Connecticut remains a Democratic state. While state government's unfunded pension obligations make it technically insolvent, it is loaded with cash at the moment and the governor can use it to buy votes. The more relevant Stefanowski becomes on policy, the harder the unions and the other special interests will work against him. The governor is far richer and easily will be able to outspend Stefanowski despite his $10 million. And Stefanowski will have the Trump problem.

But then someone should ask the governor if he wants President Biden to campaign for him.

Maybe the Trump and Biden problems will wash each other out in time for state issues to be discussed.

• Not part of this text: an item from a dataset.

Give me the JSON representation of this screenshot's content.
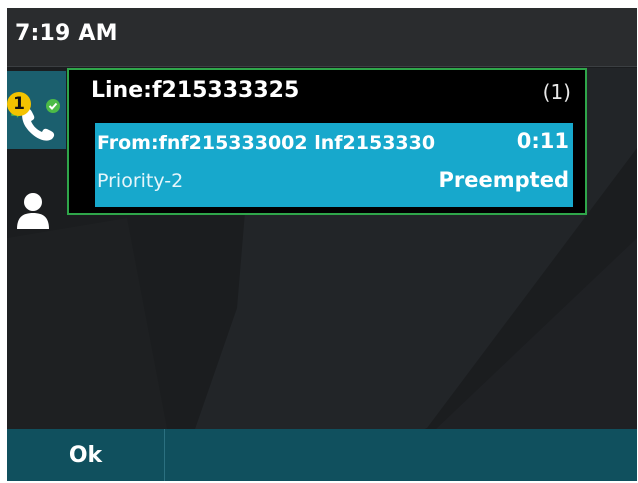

Whoever becomes the Republican nominee will need to itemize the many management failures in state government – starting with recent ones like the Ollie and Katsouleas scandals at the University of Connecticut; state government's concealment of thousands of the unclaimed properties it has seized from financial institutions; the constant release of chronic criminal offenders, adults and juveniles alike, who laugh at the law and the damage they cause; and the payment of more than $340,000 in salary to a Superior Court judge who hasn't shown up for work in two years.

State government is full of such failures. Lamont and the General Assembly ignore them but voters might resent them if properly reminded.

Chris Powell is a columnist for the Journal Inquirer in Manchester.



Posted in New Britain Herald, Columns on Wednesday, 26 January 2022 21:09. Updated: Wednesday, 26 January 2022 21:12.